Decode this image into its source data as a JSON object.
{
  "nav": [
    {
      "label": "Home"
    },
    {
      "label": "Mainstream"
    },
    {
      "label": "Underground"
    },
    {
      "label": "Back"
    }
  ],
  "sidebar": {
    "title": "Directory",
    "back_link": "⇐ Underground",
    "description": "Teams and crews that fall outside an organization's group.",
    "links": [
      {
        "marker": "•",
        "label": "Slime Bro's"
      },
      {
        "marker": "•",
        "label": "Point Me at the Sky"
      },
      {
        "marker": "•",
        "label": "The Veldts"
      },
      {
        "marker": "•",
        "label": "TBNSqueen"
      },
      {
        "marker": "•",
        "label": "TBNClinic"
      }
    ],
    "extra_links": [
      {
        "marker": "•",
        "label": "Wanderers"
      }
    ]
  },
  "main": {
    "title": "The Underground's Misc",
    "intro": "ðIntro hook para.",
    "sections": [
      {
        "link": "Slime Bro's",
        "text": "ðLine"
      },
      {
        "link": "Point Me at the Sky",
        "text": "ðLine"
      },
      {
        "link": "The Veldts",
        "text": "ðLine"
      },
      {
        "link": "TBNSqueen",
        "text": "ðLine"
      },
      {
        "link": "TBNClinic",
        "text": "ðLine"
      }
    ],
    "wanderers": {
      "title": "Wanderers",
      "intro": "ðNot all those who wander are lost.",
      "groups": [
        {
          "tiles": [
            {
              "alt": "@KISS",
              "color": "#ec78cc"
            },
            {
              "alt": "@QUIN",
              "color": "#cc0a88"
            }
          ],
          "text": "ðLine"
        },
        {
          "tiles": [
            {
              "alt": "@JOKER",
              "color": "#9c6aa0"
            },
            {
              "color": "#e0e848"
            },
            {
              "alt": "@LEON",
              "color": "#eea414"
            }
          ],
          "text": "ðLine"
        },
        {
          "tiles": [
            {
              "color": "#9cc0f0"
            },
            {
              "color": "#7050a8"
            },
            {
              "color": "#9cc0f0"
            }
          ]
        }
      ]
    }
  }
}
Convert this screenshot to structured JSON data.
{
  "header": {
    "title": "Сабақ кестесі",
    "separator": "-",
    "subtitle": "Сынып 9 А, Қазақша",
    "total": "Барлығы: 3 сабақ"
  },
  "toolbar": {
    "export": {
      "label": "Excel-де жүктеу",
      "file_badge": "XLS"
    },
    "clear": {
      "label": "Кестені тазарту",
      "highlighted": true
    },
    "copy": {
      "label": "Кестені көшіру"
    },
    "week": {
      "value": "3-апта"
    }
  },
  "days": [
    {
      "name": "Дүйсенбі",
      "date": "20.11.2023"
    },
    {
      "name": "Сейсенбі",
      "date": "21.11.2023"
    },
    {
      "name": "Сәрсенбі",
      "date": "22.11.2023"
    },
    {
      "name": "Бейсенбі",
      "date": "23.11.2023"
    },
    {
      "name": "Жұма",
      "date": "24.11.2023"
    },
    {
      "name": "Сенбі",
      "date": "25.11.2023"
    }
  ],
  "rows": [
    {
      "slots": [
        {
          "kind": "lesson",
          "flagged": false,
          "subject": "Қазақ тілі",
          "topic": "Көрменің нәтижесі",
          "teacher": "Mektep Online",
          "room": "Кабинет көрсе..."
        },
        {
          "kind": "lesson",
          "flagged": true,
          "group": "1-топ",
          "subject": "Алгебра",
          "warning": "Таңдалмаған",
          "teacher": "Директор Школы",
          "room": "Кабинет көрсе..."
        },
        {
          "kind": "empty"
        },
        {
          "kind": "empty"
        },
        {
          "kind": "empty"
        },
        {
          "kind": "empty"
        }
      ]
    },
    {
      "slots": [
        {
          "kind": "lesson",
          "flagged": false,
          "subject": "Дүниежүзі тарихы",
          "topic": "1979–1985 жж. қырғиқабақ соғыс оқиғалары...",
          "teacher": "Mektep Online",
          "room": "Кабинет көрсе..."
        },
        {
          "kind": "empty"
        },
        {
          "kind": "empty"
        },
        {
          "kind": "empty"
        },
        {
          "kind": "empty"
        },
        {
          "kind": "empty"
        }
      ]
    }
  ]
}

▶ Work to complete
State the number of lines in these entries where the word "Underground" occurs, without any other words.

▶ Task result
3